-- Supplied data follows --

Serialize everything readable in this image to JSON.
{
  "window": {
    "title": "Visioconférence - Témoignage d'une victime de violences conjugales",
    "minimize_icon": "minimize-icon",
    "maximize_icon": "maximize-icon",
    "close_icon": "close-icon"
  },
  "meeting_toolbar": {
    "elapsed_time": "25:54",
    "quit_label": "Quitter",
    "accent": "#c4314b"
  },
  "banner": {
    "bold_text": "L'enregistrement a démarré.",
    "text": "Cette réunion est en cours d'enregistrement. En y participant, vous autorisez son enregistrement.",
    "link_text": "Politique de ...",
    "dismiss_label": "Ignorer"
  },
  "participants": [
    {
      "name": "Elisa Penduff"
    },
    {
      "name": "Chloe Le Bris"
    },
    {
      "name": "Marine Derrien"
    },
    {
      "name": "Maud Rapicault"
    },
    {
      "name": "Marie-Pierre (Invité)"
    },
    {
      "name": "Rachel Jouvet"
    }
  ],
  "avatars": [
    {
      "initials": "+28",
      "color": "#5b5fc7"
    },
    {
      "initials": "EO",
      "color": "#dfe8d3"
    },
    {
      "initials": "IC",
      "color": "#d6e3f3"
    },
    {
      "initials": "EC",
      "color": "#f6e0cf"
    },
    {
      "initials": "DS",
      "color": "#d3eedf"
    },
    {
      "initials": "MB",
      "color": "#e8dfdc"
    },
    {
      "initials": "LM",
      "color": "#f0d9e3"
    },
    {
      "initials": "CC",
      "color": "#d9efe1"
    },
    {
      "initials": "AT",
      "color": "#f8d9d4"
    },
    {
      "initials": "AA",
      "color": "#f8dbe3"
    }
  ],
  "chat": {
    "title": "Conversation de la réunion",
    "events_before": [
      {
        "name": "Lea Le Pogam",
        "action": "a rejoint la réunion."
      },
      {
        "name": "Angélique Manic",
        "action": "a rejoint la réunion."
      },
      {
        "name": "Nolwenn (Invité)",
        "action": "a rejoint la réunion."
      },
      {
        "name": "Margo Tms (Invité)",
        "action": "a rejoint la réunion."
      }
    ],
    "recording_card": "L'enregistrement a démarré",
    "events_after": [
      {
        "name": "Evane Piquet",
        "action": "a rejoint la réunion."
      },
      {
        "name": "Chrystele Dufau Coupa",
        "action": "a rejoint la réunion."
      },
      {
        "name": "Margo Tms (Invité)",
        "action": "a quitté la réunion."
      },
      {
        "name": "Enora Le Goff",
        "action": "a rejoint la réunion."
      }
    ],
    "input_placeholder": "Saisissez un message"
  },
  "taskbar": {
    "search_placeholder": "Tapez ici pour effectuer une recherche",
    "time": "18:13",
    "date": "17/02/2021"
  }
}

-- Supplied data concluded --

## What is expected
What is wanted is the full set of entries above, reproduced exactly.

## Your response
Serialize everything readable in this image to JSON.
{
  "window": {
    "title": "Visioconférence - Témoignage d'une victime de violences conjugales",
    "minimize_icon": "minimize-icon",
    "maximize_icon": "maximize-icon",
    "close_icon": "close-icon"
  },
  "meeting_toolbar": {
    "elapsed_time": "25:54",
    "quit_label": "Quitter",
    "accent": "#c4314b"
  },
  "banner": {
    "bold_text": "L'enregistrement a démarré.",
    "text": "Cette réunion est en cours d'enregistrement. En y participant, vous autorisez son enregistrement.",
    "link_text": "Politique de ...",
    "dismiss_label": "Ignorer"
  },
  "participants": [
    {
      "name": "Elisa Penduff"
    },
    {
      "name": "Chloe Le Bris"
    },
    {
      "name": "Marine Derrien"
    },
    {
      "name": "Maud Rapicault"
    },
    {
      "name": "Marie-Pierre (Invité)"
    },
    {
      "name": "Rachel Jouvet"
    }
  ],
  "avatars": [
    {
      "initials": "+28",
      "color": "#5b5fc7"
    },
    {
      "initials": "EO",
      "color": "#dfe8d3"
    },
    {
      "initials": "IC",
      "color": "#d6e3f3"
    },
    {
      "initials": "EC",
      "color": "#f6e0cf"
    },
    {
      "initials": "DS",
      "color": "#d3eedf"
    },
    {
      "initials": "MB",
      "color": "#e8dfdc"
    },
    {
      "initials": "LM",
      "color": "#f0d9e3"
    },
    {
      "initials": "CC",
      "color": "#d9efe1"
    },
    {
      "initials": "AT",
      "color": "#f8d9d4"
    },
    {
      "initials": "AA",
      "color": "#f8dbe3"
    }
  ],
  "chat": {
    "title": "Conversation de la réunion",
    "events_before": [
      {
        "name": "Lea Le Pogam",
        "action": "a rejoint la réunion."
      },
      {
        "name": "Angélique Manic",
        "action": "a rejoint la réunion."
      },
      {
        "name": "Nolwenn (Invité)",
        "action": "a rejoint la réunion."
      },
      {
        "name": "Margo Tms (Invité)",
        "action": "a rejoint la réunion."
      }
    ],
    "recording_card": "L'enregistrement a démarré",
    "events_after": [
      {
        "name": "Evane Piquet",
        "action": "a rejoint la réunion."
      },
      {
        "name": "Chrystele Dufau Coupa",
        "action": "a rejoint la réunion."
      },
      {
        "name": "Margo Tms (Invité)",
        "action": "a quitté la réunion."
      },
      {
        "name": "Enora Le Goff",
        "action": "a rejoint la réunion."
      }
    ],
    "input_placeholder": "Saisissez un message"
  },
  "taskbar": {
    "search_placeholder": "Tapez ici pour effectuer une recherche",
    "time": "18:13",
    "date": "17/02/2021"
  }
}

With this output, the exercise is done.